[TASK DETAILS]: Could you output the whole listing exactly as it stands, minus any images?

###

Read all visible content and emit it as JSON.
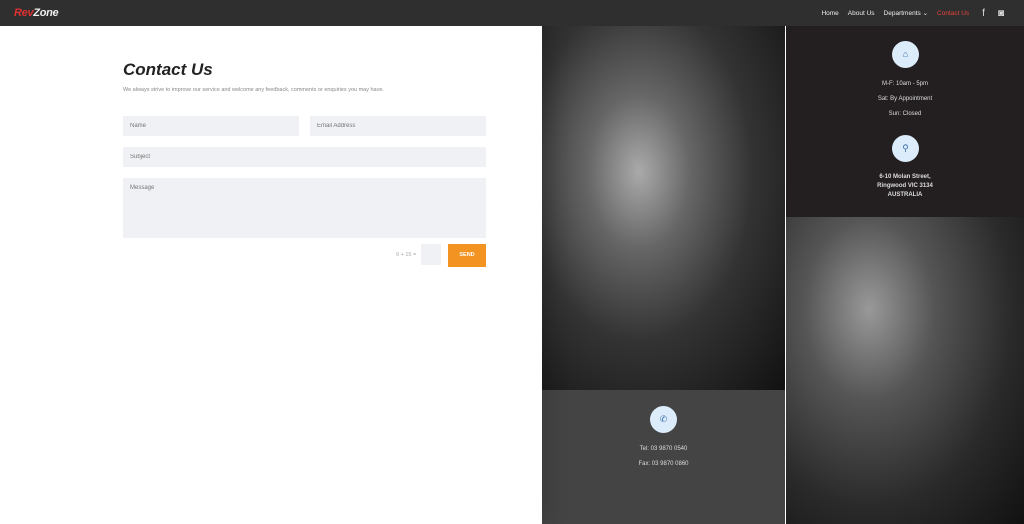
{
  "header": {
    "logo": {
      "part1": "Rev",
      "part2": "Zone"
    },
    "nav": [
      "Home",
      "About Us",
      "Departments ⌄",
      "Contact Us"
    ],
    "active": "Contact Us",
    "social": [
      "facebook-icon",
      "instagram-icon"
    ]
  },
  "contact": {
    "title": "Contact Us",
    "subtitle": "We always strive to improve our service and welcome any feedback, comments or enquiries you may have.",
    "form": {
      "name_placeholder": "Name",
      "email_placeholder": "Email Address",
      "subject_placeholder": "Subject",
      "message_placeholder": "Message",
      "captcha": "9 + 15 =",
      "send": "SEND"
    }
  },
  "hours": {
    "icon": "home-icon",
    "lines": [
      "M-F: 10am - 5pm",
      "Sat: By Appointment",
      "Sun: Closed"
    ]
  },
  "address": {
    "icon": "map-pin-icon",
    "lines": [
      "6-10 Molan Street,",
      "Ringwood VIC 3134",
      "AUSTRALIA"
    ]
  },
  "phone": {
    "icon": "phone-icon",
    "tel": "Tel: 03 9870 0540",
    "fax": "Fax: 03 9870 0860"
  },
  "colors": {
    "accent": "#f39322",
    "active_nav": "#e8443a",
    "header": "#2f2f2f"
  }
}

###

[YOUR SOLUTION]:
Read all visible content and emit it as JSON.
{
  "header": {
    "logo": {
      "part1": "Rev",
      "part2": "Zone"
    },
    "nav": [
      "Home",
      "About Us",
      "Departments ⌄",
      "Contact Us"
    ],
    "active": "Contact Us",
    "social": [
      "facebook-icon",
      "instagram-icon"
    ]
  },
  "contact": {
    "title": "Contact Us",
    "subtitle": "We always strive to improve our service and welcome any feedback, comments or enquiries you may have.",
    "form": {
      "name_placeholder": "Name",
      "email_placeholder": "Email Address",
      "subject_placeholder": "Subject",
      "message_placeholder": "Message",
      "captcha": "9 + 15 =",
      "send": "SEND"
    }
  },
  "hours": {
    "icon": "home-icon",
    "lines": [
      "M-F: 10am - 5pm",
      "Sat: By Appointment",
      "Sun: Closed"
    ]
  },
  "address": {
    "icon": "map-pin-icon",
    "lines": [
      "6-10 Molan Street,",
      "Ringwood VIC 3134",
      "AUSTRALIA"
    ]
  },
  "phone": {
    "icon": "phone-icon",
    "tel": "Tel: 03 9870 0540",
    "fax": "Fax: 03 9870 0860"
  },
  "colors": {
    "accent": "#f39322",
    "active_nav": "#e8443a",
    "header": "#2f2f2f"
  }
}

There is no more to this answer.